:: The input
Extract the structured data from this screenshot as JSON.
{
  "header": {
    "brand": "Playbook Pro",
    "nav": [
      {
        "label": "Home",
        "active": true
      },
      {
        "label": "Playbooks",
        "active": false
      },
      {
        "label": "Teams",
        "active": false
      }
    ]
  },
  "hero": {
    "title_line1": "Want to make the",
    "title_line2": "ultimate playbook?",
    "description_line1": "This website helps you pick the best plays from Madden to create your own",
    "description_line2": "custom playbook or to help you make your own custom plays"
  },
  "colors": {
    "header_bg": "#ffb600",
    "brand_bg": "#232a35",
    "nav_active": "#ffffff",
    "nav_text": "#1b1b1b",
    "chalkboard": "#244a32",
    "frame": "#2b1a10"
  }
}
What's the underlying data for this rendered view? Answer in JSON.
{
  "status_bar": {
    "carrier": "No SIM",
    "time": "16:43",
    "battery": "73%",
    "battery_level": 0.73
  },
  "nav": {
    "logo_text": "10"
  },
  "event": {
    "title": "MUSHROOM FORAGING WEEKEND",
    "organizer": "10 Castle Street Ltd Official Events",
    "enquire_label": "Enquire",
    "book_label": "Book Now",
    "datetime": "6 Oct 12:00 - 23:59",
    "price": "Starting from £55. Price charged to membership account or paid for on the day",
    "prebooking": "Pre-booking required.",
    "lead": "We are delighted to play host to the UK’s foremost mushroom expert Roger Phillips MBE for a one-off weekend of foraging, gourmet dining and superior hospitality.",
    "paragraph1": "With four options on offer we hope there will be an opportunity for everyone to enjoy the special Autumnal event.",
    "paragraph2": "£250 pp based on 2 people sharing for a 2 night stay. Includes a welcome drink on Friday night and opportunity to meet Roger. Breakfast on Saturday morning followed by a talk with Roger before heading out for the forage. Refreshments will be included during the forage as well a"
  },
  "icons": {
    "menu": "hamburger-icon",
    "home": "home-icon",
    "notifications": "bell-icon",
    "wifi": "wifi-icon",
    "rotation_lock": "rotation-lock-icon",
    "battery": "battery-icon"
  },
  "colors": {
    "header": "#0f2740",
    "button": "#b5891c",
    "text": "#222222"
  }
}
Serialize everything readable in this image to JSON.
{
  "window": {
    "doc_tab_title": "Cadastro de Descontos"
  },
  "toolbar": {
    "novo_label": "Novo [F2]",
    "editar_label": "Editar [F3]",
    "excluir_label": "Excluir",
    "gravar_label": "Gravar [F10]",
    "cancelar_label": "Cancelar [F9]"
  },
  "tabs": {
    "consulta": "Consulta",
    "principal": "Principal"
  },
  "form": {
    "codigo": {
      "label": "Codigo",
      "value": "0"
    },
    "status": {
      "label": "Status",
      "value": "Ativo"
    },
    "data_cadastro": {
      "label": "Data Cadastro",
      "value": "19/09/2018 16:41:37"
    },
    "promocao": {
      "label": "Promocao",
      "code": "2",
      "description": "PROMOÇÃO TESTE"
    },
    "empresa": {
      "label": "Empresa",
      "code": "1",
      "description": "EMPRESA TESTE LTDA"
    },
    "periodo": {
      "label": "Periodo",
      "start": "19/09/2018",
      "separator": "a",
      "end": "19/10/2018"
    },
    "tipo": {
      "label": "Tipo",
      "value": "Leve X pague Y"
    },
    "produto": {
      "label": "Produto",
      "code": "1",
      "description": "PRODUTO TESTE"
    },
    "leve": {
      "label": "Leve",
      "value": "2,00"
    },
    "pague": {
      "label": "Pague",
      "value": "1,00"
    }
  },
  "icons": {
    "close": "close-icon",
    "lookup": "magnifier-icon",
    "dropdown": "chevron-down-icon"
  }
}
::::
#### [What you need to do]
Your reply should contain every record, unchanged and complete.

#### [Solved problem]
Extract the structured data from this screenshot as JSON.
{
  "header": {
    "brand": "Playbook Pro",
    "nav": [
      {
        "label": "Home",
        "active": true
      },
      {
        "label": "Playbooks",
        "active": false
      },
      {
        "label": "Teams",
        "active": false
      }
    ]
  },
  "hero": {
    "title_line1": "Want to make the",
    "title_line2": "ultimate playbook?",
    "description_line1": "This website helps you pick the best plays from Madden to create your own",
    "description_line2": "custom playbook or to help you make your own custom plays"
  },
  "colors": {
    "header_bg": "#ffb600",
    "brand_bg": "#232a35",
    "nav_active": "#ffffff",
    "nav_text": "#1b1b1b",
    "chalkboard": "#244a32",
    "frame": "#2b1a10"
  }
}
What's the underlying data for this rendered view? Answer in JSON.
{
  "status_bar": {
    "carrier": "No SIM",
    "time": "16:43",
    "battery": "73%",
    "battery_level": 0.73
  },
  "nav": {
    "logo_text": "10"
  },
  "event": {
    "title": "MUSHROOM FORAGING WEEKEND",
    "organizer": "10 Castle Street Ltd Official Events",
    "enquire_label": "Enquire",
    "book_label": "Book Now",
    "datetime": "6 Oct 12:00 - 23:59",
    "price": "Starting from £55. Price charged to membership account or paid for on the day",
    "prebooking": "Pre-booking required.",
    "lead": "We are delighted to play host to the UK’s foremost mushroom expert Roger Phillips MBE for a one-off weekend of foraging, gourmet dining and superior hospitality.",
    "paragraph1": "With four options on offer we hope there will be an opportunity for everyone to enjoy the special Autumnal event.",
    "paragraph2": "£250 pp based on 2 people sharing for a 2 night stay. Includes a welcome drink on Friday night and opportunity to meet Roger. Breakfast on Saturday morning followed by a talk with Roger before heading out for the forage. Refreshments will be included during the forage as well a"
  },
  "icons": {
    "menu": "hamburger-icon",
    "home": "home-icon",
    "notifications": "bell-icon",
    "wifi": "wifi-icon",
    "rotation_lock": "rotation-lock-icon",
    "battery": "battery-icon"
  },
  "colors": {
    "header": "#0f2740",
    "button": "#b5891c",
    "text": "#222222"
  }
}
Serialize everything readable in this image to JSON.
{
  "window": {
    "doc_tab_title": "Cadastro de Descontos"
  },
  "toolbar": {
    "novo_label": "Novo [F2]",
    "editar_label": "Editar [F3]",
    "excluir_label": "Excluir",
    "gravar_label": "Gravar [F10]",
    "cancelar_label": "Cancelar [F9]"
  },
  "tabs": {
    "consulta": "Consulta",
    "principal": "Principal"
  },
  "form": {
    "codigo": {
      "label": "Codigo",
      "value": "0"
    },
    "status": {
      "label": "Status",
      "value": "Ativo"
    },
    "data_cadastro": {
      "label": "Data Cadastro",
      "value": "19/09/2018 16:41:37"
    },
    "promocao": {
      "label": "Promocao",
      "code": "2",
      "description": "PROMOÇÃO TESTE"
    },
    "empresa": {
      "label": "Empresa",
      "code": "1",
      "description": "EMPRESA TESTE LTDA"
    },
    "periodo": {
      "label": "Periodo",
      "start": "19/09/2018",
      "separator": "a",
      "end": "19/10/2018"
    },
    "tipo": {
      "label": "Tipo",
      "value": "Leve X pague Y"
    },
    "produto": {
      "label": "Produto",
      "code": "1",
      "description": "PRODUTO TESTE"
    },
    "leve": {
      "label": "Leve",
      "value": "2,00"
    },
    "pague": {
      "label": "Pague",
      "value": "1,00"
    }
  },
  "icons": {
    "close": "close-icon",
    "lookup": "magnifier-icon",
    "dropdown": "chevron-down-icon"
  }
}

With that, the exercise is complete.